What the task requires:
For each line below, return an exact copy.

Provided information:
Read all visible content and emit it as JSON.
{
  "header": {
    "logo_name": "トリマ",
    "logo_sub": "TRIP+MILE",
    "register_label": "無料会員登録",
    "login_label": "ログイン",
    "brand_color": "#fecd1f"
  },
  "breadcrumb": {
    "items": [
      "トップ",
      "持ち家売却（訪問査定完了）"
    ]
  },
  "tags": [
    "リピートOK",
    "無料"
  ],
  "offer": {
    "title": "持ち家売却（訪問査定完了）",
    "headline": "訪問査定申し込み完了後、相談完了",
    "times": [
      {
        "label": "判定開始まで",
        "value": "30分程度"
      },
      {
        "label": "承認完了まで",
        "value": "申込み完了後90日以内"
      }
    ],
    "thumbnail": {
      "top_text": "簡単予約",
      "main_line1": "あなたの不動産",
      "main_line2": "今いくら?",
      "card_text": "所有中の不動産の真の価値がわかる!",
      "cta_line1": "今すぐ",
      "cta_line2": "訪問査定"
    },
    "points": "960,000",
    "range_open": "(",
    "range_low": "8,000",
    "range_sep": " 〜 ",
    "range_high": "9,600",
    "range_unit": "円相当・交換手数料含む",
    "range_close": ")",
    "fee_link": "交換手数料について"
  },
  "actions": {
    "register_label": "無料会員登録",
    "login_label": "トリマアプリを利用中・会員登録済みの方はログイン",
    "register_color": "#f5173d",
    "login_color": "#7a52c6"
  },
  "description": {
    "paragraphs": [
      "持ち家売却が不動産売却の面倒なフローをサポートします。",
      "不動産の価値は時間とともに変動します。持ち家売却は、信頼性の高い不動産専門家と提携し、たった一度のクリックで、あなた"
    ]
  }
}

Output of the task:
Read all visible content and emit it as JSON.
{
  "header": {
    "logo_name": "トリマ",
    "logo_sub": "TRIP+MILE",
    "register_label": "無料会員登録",
    "login_label": "ログイン",
    "brand_color": "#fecd1f"
  },
  "breadcrumb": {
    "items": [
      "トップ",
      "持ち家売却（訪問査定完了）"
    ]
  },
  "tags": [
    "リピートOK",
    "無料"
  ],
  "offer": {
    "title": "持ち家売却（訪問査定完了）",
    "headline": "訪問査定申し込み完了後、相談完了",
    "times": [
      {
        "label": "判定開始まで",
        "value": "30分程度"
      },
      {
        "label": "承認完了まで",
        "value": "申込み完了後90日以内"
      }
    ],
    "thumbnail": {
      "top_text": "簡単予約",
      "main_line1": "あなたの不動産",
      "main_line2": "今いくら?",
      "card_text": "所有中の不動産の真の価値がわかる!",
      "cta_line1": "今すぐ",
      "cta_line2": "訪問査定"
    },
    "points": "960,000",
    "range_open": "(",
    "range_low": "8,000",
    "range_sep": " 〜 ",
    "range_high": "9,600",
    "range_unit": "円相当・交換手数料含む",
    "range_close": ")",
    "fee_link": "交換手数料について"
  },
  "actions": {
    "register_label": "無料会員登録",
    "login_label": "トリマアプリを利用中・会員登録済みの方はログイン",
    "register_color": "#f5173d",
    "login_color": "#7a52c6"
  },
  "description": {
    "paragraphs": [
      "持ち家売却が不動産売却の面倒なフローをサポートします。",
      "不動産の価値は時間とともに変動します。持ち家売却は、信頼性の高い不動産専門家と提携し、たった一度のクリックで、あなた"
    ]
  }
}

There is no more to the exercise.